# What is required:
Copy every line that holds the string "content" from the data below.

# Information provided:

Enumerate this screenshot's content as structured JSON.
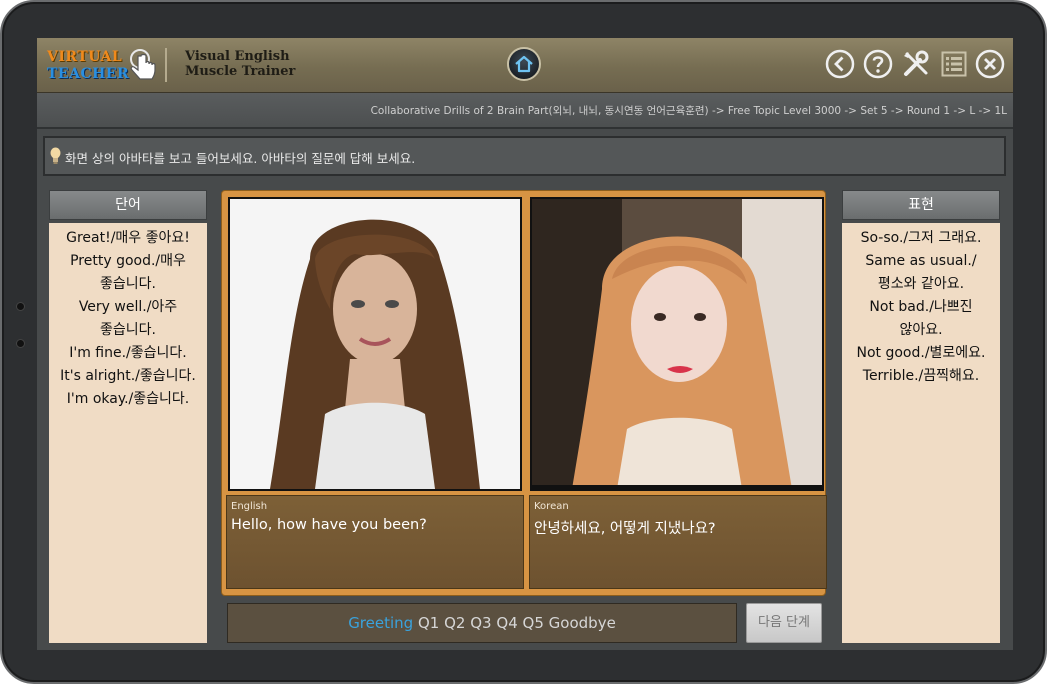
{
  "header": {
    "logo_line1": "VIRTUAL",
    "logo_line2": "TEACHER",
    "title_line1": "Visual English",
    "title_line2": "Muscle Trainer",
    "icons": [
      "home-icon",
      "back-icon",
      "help-icon",
      "tools-icon",
      "list-icon",
      "close-icon"
    ]
  },
  "breadcrumb": "Collaborative Drills of 2 Brain Part(외뇌, 내뇌, 동시연동 언어근육훈련) -> Free Topic Level 3000 -> Set 5 ->  Round 1 -> L -> 1L",
  "instruction": "화면 상의 아바타를 보고 들어보세요. 아바타의 질문에 답해 보세요.",
  "left_panel": {
    "heading": "단어",
    "items": [
      "Great!/매우 좋아요!",
      "Pretty good./매우",
      "좋습니다.",
      "Very well./아주",
      "좋습니다.",
      "I'm fine./좋습니다.",
      "It's alright./좋습니다.",
      "I'm okay./좋습니다."
    ]
  },
  "right_panel": {
    "heading": "표현",
    "items": [
      "So-so./그저 그래요.",
      "Same as usual./",
      "평소와 같아요.",
      "Not bad./나쁘진",
      "않아요.",
      "Not good./별로에요.",
      "Terrible./끔찍해요."
    ]
  },
  "captions": {
    "english": {
      "lang": "English",
      "text": "Hello, how have you been?"
    },
    "korean": {
      "lang": "Korean",
      "text": "안녕하세요, 어떻게 지냈나요?"
    }
  },
  "progress": {
    "active": "Greeting",
    "steps": [
      "Q1",
      "Q2",
      "Q3",
      "Q4",
      "Q5",
      "Goodbye"
    ]
  },
  "next_button": "다음 단계",
  "colors": {
    "accent_blue": "#3aa2dc",
    "side_panel_bg": "#f0dcc5",
    "stage_frame": "#d79443",
    "caption_bg": "#7d6037"
  }
}
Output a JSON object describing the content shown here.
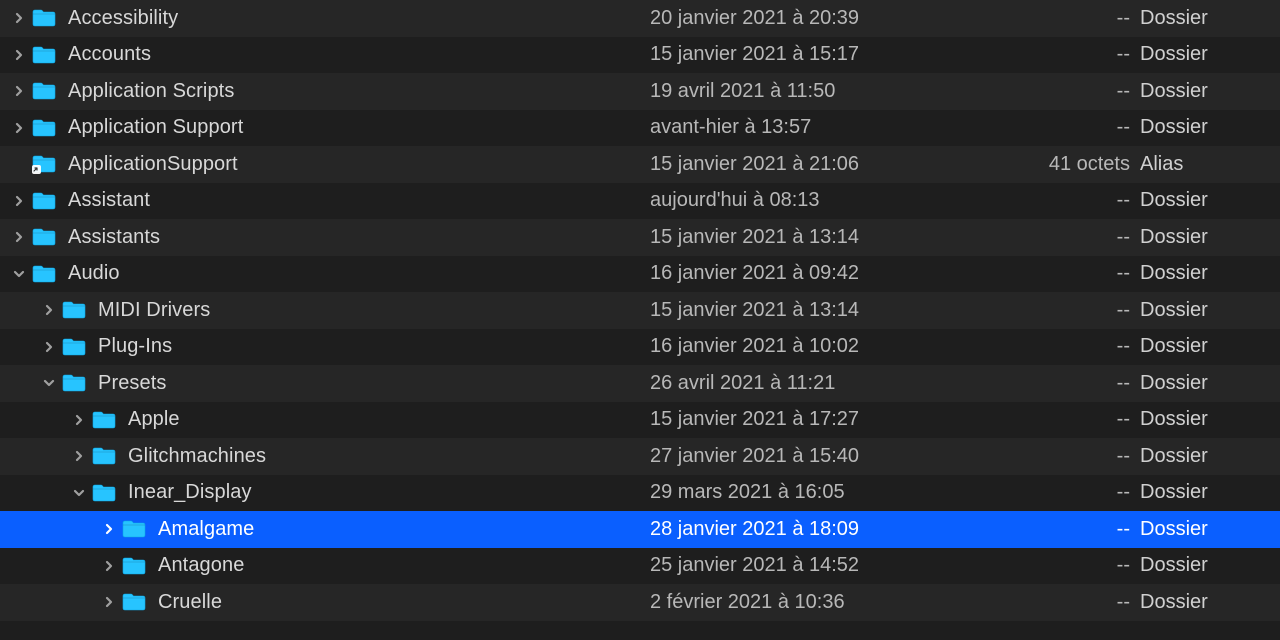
{
  "rows": [
    {
      "indent": 0,
      "disclosure": "right",
      "icon": "folder",
      "name": "Accessibility",
      "date": "20 janvier 2021 à 20:39",
      "size": "--",
      "kind": "Dossier",
      "stripe": "a",
      "selected": false
    },
    {
      "indent": 0,
      "disclosure": "right",
      "icon": "folder",
      "name": "Accounts",
      "date": "15 janvier 2021 à 15:17",
      "size": "--",
      "kind": "Dossier",
      "stripe": "b",
      "selected": false
    },
    {
      "indent": 0,
      "disclosure": "right",
      "icon": "folder",
      "name": "Application Scripts",
      "date": "19 avril 2021 à 11:50",
      "size": "--",
      "kind": "Dossier",
      "stripe": "a",
      "selected": false
    },
    {
      "indent": 0,
      "disclosure": "right",
      "icon": "folder",
      "name": "Application Support",
      "date": "avant-hier à 13:57",
      "size": "--",
      "kind": "Dossier",
      "stripe": "b",
      "selected": false
    },
    {
      "indent": 0,
      "disclosure": "none",
      "icon": "alias",
      "name": "ApplicationSupport",
      "date": "15 janvier 2021 à 21:06",
      "size": "41 octets",
      "kind": "Alias",
      "stripe": "a",
      "selected": false
    },
    {
      "indent": 0,
      "disclosure": "right",
      "icon": "folder",
      "name": "Assistant",
      "date": "aujourd'hui à 08:13",
      "size": "--",
      "kind": "Dossier",
      "stripe": "b",
      "selected": false
    },
    {
      "indent": 0,
      "disclosure": "right",
      "icon": "folder",
      "name": "Assistants",
      "date": "15 janvier 2021 à 13:14",
      "size": "--",
      "kind": "Dossier",
      "stripe": "a",
      "selected": false
    },
    {
      "indent": 0,
      "disclosure": "down",
      "icon": "folder",
      "name": "Audio",
      "date": "16 janvier 2021 à 09:42",
      "size": "--",
      "kind": "Dossier",
      "stripe": "b",
      "selected": false
    },
    {
      "indent": 1,
      "disclosure": "right",
      "icon": "folder",
      "name": "MIDI Drivers",
      "date": "15 janvier 2021 à 13:14",
      "size": "--",
      "kind": "Dossier",
      "stripe": "a",
      "selected": false
    },
    {
      "indent": 1,
      "disclosure": "right",
      "icon": "folder",
      "name": "Plug-Ins",
      "date": "16 janvier 2021 à 10:02",
      "size": "--",
      "kind": "Dossier",
      "stripe": "b",
      "selected": false
    },
    {
      "indent": 1,
      "disclosure": "down",
      "icon": "folder",
      "name": "Presets",
      "date": "26 avril 2021 à 11:21",
      "size": "--",
      "kind": "Dossier",
      "stripe": "a",
      "selected": false
    },
    {
      "indent": 2,
      "disclosure": "right",
      "icon": "folder",
      "name": "Apple",
      "date": "15 janvier 2021 à 17:27",
      "size": "--",
      "kind": "Dossier",
      "stripe": "b",
      "selected": false
    },
    {
      "indent": 2,
      "disclosure": "right",
      "icon": "folder",
      "name": "Glitchmachines",
      "date": "27 janvier 2021 à 15:40",
      "size": "--",
      "kind": "Dossier",
      "stripe": "a",
      "selected": false
    },
    {
      "indent": 2,
      "disclosure": "down",
      "icon": "folder",
      "name": "Inear_Display",
      "date": "29 mars 2021 à 16:05",
      "size": "--",
      "kind": "Dossier",
      "stripe": "b",
      "selected": false
    },
    {
      "indent": 3,
      "disclosure": "right",
      "icon": "folder",
      "name": "Amalgame",
      "date": "28 janvier 2021 à 18:09",
      "size": "--",
      "kind": "Dossier",
      "stripe": "a",
      "selected": true
    },
    {
      "indent": 3,
      "disclosure": "right",
      "icon": "folder",
      "name": "Antagone",
      "date": "25 janvier 2021 à 14:52",
      "size": "--",
      "kind": "Dossier",
      "stripe": "b",
      "selected": false
    },
    {
      "indent": 3,
      "disclosure": "right",
      "icon": "folder",
      "name": "Cruelle",
      "date": "2 février 2021 à 10:36",
      "size": "--",
      "kind": "Dossier",
      "stripe": "a",
      "selected": false
    }
  ],
  "icons": {
    "folder_fill": "#27c4ff",
    "folder_stroke": "#0aa7e6"
  }
}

# Answer to this exercise:
Enumerate this screenshot's content as structured JSON.
Output a JSON object describing the content shown here.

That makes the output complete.